Three local dog owners who live in close proximity to one another think their dogs have been poisoned.
John Cruze, of the 2000 block of South Eighth Street, said that as of Thursday his Australian blue heeler was still in Tucumcari Animal Hospital as a result of unwittingly ingesting anti-freeze or possibly freon. “I think somebody threw something over the fence,” said Cruze. “Over a week ago, he (his eight-month old dog) was so healthy then suddenly he became so sick.” Cruze said Dr. Jean Corey, of the Tucumcari Animal Hospital, is assuming that the dog ingested freon. “The dog is in the hospital, and it is still passing blood. It’s costing me a lot of money,” said Cruze. “Putting a dog in the animal hospital is almost as costly as a person being treated in a regular hospital.”
Dr. Corey said that freon was one possibility she was considering as a cause for the illness of Cruze’s dog.
“I am still considering freon or anti-freeze as a possibility,” said Corey. “I have not made a definite determination as of yet.”
Corey cautioned that young dogs are liable to stick their noses into just about anything. “Dogs, particularly puppies, tend to eat anything they can get hold of, including various poisons,” she said. “I still cannot make a determination that the dog was definitely poisoned because some diseases share the same symptoms as poisoning cases.” Corey said that because of mean-spirited individuals, dog owners should take extra precautions to make sure their dogs are not excessively annoying their neighbors.
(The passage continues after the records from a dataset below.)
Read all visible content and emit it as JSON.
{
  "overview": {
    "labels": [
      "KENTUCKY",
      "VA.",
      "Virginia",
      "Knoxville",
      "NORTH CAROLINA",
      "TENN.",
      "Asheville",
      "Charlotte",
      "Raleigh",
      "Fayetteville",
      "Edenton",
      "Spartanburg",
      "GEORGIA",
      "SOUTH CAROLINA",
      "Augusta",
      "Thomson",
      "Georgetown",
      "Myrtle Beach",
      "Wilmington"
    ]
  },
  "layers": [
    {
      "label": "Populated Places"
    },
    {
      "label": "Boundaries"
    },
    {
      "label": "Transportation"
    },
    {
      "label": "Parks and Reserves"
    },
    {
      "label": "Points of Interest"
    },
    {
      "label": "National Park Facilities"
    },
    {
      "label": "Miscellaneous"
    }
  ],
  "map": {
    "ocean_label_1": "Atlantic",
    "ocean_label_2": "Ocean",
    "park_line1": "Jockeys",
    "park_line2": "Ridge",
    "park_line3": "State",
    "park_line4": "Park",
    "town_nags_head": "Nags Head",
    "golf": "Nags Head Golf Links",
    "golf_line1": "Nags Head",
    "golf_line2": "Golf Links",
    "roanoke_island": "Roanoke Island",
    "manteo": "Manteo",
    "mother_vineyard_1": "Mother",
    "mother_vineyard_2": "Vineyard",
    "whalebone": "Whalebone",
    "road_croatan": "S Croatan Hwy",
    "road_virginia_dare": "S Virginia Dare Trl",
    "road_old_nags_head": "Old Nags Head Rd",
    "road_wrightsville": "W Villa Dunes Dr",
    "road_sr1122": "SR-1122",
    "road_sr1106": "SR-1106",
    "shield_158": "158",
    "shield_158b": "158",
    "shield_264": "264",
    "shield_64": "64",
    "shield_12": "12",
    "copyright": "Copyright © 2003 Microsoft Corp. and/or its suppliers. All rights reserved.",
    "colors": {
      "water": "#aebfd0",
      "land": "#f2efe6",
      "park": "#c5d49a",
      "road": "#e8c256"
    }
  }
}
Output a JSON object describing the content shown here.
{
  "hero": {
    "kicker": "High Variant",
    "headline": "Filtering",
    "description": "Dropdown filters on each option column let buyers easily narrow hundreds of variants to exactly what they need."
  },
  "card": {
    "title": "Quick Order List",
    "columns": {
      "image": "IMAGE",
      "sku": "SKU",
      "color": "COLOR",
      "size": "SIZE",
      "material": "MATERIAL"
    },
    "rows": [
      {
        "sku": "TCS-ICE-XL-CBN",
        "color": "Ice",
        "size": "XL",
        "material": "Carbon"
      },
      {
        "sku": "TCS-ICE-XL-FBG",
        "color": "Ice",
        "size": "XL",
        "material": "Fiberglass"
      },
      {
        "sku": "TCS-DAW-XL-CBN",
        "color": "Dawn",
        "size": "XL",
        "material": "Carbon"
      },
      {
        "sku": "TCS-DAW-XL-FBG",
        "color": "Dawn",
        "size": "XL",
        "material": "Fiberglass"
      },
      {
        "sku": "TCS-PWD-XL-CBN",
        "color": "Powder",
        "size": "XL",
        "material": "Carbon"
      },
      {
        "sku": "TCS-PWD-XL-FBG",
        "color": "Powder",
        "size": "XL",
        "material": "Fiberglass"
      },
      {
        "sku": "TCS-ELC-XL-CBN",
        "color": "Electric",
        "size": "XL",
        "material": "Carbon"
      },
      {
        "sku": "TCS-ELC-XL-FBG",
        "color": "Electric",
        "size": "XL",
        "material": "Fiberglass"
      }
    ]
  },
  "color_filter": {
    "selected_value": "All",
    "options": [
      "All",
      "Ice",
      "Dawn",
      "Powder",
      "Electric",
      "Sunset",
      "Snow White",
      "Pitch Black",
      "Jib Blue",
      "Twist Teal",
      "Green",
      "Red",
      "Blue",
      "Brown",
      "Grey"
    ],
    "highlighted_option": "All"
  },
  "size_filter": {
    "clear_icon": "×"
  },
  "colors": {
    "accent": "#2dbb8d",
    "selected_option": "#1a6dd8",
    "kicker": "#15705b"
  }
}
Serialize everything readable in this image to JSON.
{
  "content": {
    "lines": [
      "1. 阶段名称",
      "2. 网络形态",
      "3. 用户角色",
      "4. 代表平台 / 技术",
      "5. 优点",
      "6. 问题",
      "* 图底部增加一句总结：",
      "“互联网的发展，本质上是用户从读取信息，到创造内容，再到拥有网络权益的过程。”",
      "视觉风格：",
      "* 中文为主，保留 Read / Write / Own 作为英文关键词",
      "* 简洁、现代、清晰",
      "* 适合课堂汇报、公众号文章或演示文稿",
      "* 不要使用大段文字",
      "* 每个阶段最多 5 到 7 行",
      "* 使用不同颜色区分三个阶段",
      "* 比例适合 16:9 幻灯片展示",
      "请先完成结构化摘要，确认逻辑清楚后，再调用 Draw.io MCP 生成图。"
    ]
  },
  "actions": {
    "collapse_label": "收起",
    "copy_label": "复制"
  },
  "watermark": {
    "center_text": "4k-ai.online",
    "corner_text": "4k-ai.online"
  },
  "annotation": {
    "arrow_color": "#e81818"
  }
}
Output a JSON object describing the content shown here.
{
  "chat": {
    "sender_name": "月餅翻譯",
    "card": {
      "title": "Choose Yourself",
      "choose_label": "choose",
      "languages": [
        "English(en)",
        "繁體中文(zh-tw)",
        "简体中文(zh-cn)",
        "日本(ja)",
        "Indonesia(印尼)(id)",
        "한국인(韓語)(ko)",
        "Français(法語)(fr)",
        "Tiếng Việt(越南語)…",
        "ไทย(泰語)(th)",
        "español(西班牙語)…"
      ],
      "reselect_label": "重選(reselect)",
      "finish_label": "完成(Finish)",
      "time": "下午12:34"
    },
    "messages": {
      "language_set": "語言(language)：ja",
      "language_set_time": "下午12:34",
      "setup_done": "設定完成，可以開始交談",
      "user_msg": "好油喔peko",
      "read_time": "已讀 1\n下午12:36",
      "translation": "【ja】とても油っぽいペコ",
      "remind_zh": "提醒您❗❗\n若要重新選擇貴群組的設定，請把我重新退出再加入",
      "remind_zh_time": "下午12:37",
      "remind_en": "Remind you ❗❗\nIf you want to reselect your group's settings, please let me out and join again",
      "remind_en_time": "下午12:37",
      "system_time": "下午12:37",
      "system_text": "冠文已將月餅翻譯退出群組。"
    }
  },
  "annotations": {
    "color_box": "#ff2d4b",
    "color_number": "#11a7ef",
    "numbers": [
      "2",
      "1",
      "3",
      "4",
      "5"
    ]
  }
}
“We need to let people know that they need to keep their animals from aggravating their neighbors, because unfortunately, sometimes angry neighbors take matters into their own hands,” said Corey. “I wish there were not people who would hurt an animal, but there are people like that.”
Corey also cared for Sheri Bradley’s sick border collie recently. Bradley, who lives on Crestview Avenue, several blocks east of Cruze, said an empty box of rat poison was discovered in her yard after her dog became sick.
“The day before my dog got sick, my fiance and I came home from work and noticed our back gate was open,” said Bradley. “The next day, she (the dog) was acting sickly. We called the vet when my dog started having trouble breathing. Her gums were white and cold.”
Bradley said her fiance found an empty box of D-Con rat poison inside the yard next to the backyard fence.
“My dog will not go near that side of the yard anymore,” said Bradley. “Maybe it was some kids on a tear or something like that,” she said. Louise Massey, of the 1900 block of South Ninth Street, said she thinks her large mixed breed dog was also poisoned. “On Sunday (May 16) the dog was healthy as ever,” said Massey, “but Monday he got up and started vomiting. From Monday through Friday, he would not eat.”
Massey said she decided to wait and see if her dog would recover, and finally it did. She said the dog is doing fine now.
“The dog is so large, it was too big for me to take to the vet by myself, and I didn’t have anybody to help me,” she said. “I’m just glad he’s doing well now.” Massey, like Cruze, assumes someone threw something over the fence of the yard where she keeps her dog.